It enjoys, along with its chairwoman, the favour of the president. In utter defiance of corporate probity, never mind political collegiality, Zuma paid an official visit in May to the airline’s headquarters. He did not bother to ask the minister charged with the airline, Pravin Gordhan, to accompany him. But he certainly had Myeni close to hand when he offered the “reassurance” that the airline would “never be sold” and that he personally would assist in attending to its challenges. That should help.
A few weeks later, in Parliament, Gordhan was lashing out at “the belligerence and arrogance of the boards of some state-owned enterprises”. The country has been put on notice by two key rating agencies, and it has little time to start implementing an admittedly modest menu of reforms, to reassure them that the sovereign should not be downgraded to junk status. Restoring good governance, or even the semblance of it, at the national airline would be a relatively easy step on the to-do list. It would cost only one job at this stage, and would probably save many into the future. But the inexplicable protection, perhaps immunity the SAA chairperson enjoys comes at a high cost, not just to the beleaguered airline, but to the sovereign’s reputation.
Myeni might indeed inhabit Voltaire’s Panglossian world of make-believe optimism, heedless of the facts on the ground and in the air. But she, and her political masters, might pause to recall in the cut-throat world of airline competition, Voltaire’s “single and very short” prayer: “O Lord, make my enemies ridiculous. And God granted it.”

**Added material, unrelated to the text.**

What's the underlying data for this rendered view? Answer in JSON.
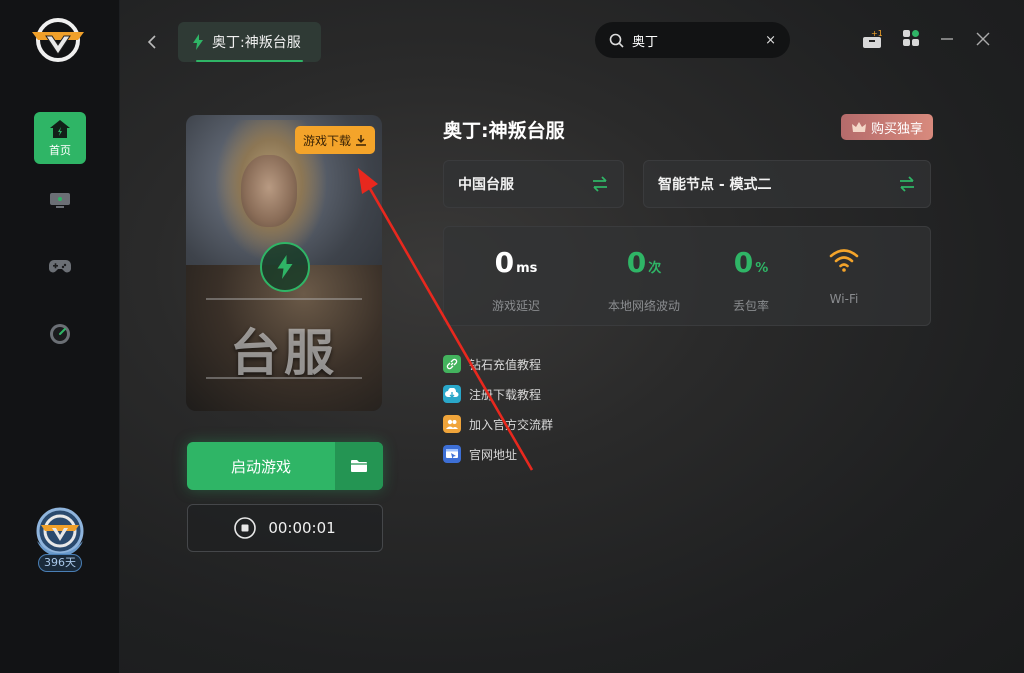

• Leon is a former leader of the opposition. Follow him on Twitter: @TonyLeonSA